People were eager to listen to programs they could understand and willing to air their views in mother tongue; their active participation was staggering.
Radio broadcasting costs were limited in comparison to mobility by road, thus more sustainable in the long term.
The experience of CRN suggests that radio can be used to promote peace, especially if programs are aired consistently over a long period of time with adequate involvement of the listening communities. Limited capacity by senior and junior staff, especially to develop and anchor quality peace programs in vernacular languages, is a matter of concern, but would be easily overcome with a more systematic capacity building program.
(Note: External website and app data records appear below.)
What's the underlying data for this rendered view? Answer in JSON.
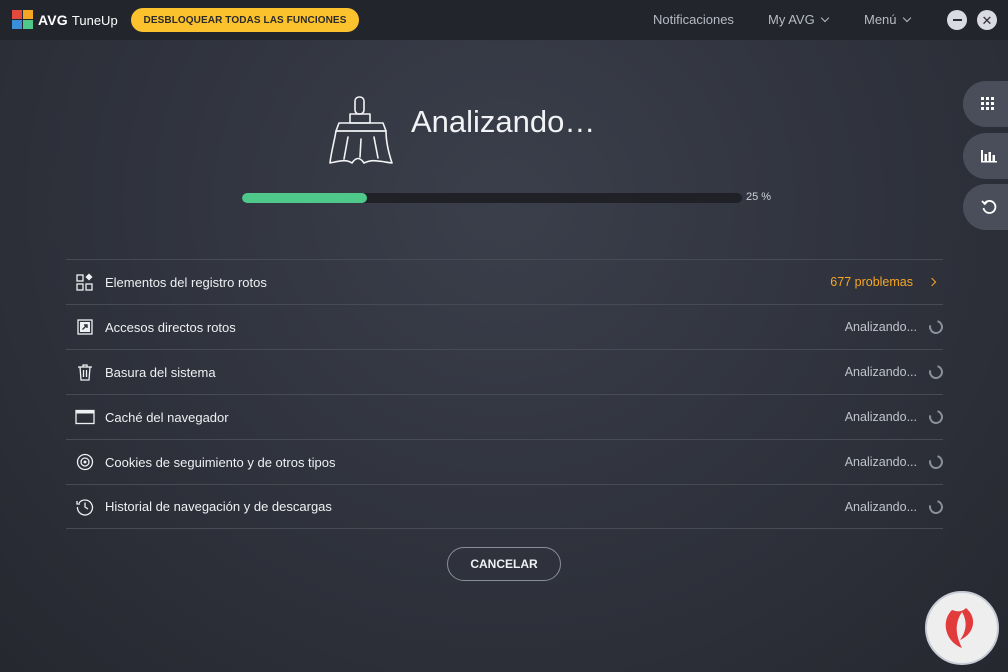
{
  "app": {
    "brand": "AVG",
    "product": "TuneUp",
    "unlock_label": "DESBLOQUEAR TODAS LAS FUNCIONES"
  },
  "nav": {
    "notifications": "Notificaciones",
    "my_avg": "My AVG",
    "menu": "Menú"
  },
  "window": {
    "minimize_icon": "minimize-icon",
    "close_icon": "close-icon",
    "close_glyph": "✕"
  },
  "side_tools": [
    "grid-icon",
    "bar-chart-icon",
    "undo-icon"
  ],
  "scan": {
    "title": "Analizando…",
    "progress_percent": 25,
    "progress_label": "25 %"
  },
  "items": [
    {
      "icon": "registry-icon",
      "label": "Elementos del registro rotos",
      "status": "677 problemas",
      "state": "issues"
    },
    {
      "icon": "shortcut-icon",
      "label": "Accesos directos rotos",
      "status": "Analizando...",
      "state": "scanning"
    },
    {
      "icon": "trash-icon",
      "label": "Basura del sistema",
      "status": "Analizando...",
      "state": "scanning"
    },
    {
      "icon": "browser-window-icon",
      "label": "Caché del navegador",
      "status": "Analizando...",
      "state": "scanning"
    },
    {
      "icon": "target-icon",
      "label": "Cookies de seguimiento y de otros tipos",
      "status": "Analizando...",
      "state": "scanning"
    },
    {
      "icon": "history-clock-icon",
      "label": "Historial de navegación y de descargas",
      "status": "Analizando...",
      "state": "scanning"
    }
  ],
  "actions": {
    "cancel": "CANCELAR"
  },
  "colors": {
    "accent_yellow": "#fcc22e",
    "progress_green": "#4fc98a",
    "warning_orange": "#f5a623",
    "background": "#2f323c"
  }
}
By September 2013 CRN had become the second national broadcaster in South Sudan, and the most popular in rural areas. It could reach a potential audience of six million people using 18 different languages: an incredible outreach to sustain people-to-people dialogues with consistent peace broadcasts over weeks, months, and years.
“Unity in diversity” enables relevant local programs within a shared network-journey towards peace. Those who wish a peaceful South Sudan should develop contacts and synergies with CRN and its stations. The South Sudan National Committee for Healing, Peace and Reconciliation could possibly be among them.
Sr. Paola Moggi
 Alier, A, Too many Agreements Dishonoured: Southern Sudan, Oxford, Itach Press, Oxford, (2nd reprint), 2003.
 Ibidem, pp. 33-38.
 Oduho, J. & Deng, W., The Problem of the Southern Sudan, London, Oxford University Press, 1963, pp. 24-31.
 Johnson, D. H., The Root Causes of Sudan's Civil Wars, Oxford, James Currey, 2003, pp. 127-129.
 Wheeler, A. C., Day of Devastation, Day of Contentment, Nairobi, Paulines, 2000.
 Alier, A, Too many Agreements Dishonoured: Southern Sudan, Oxford, Itach Press, Oxford, second reprint 2003, pp. 91-95.
 Ibidem, p. 27.
 Personal witness by the author from 2006 to 2013.
 Woodward, S.: Peace Operations: The Civil Dimension Accounting for UNDP and the UN Specialized Agencies. In Government of Denmark’s meeting on Strengthening the UN’s Capacity on Civilian Crisis Management, 8-9 June 2004 Copenhagen. Center on International Cooperation, New York University.
 Ramsbotham, O., Woodhouse, T., Miall, H., Contemporary Conflict Resolution, Cambridge, Polity Press, 2008, (2nd edition), p.231.
 Galtung, J., “Cultural Violence”, Journal of Peace Research, vol.27, n.3, 1990, pp. 291-305.
 Arsenault, A., Himelfarb, S., Abbott, S., Evaluating Media Interventions in Conflict Countries, Washington D.C., USIP, 2011, pp.10-13.
 Internews/USAID. September 2013. South Sudan National Audience Survey. Juba, Forcier Consulting. Available from https://internews.org/sites/default/files/resources/InternewsSouthSudanAudienceSurvey_web2013-10-31.pdf [Accessed November 2013]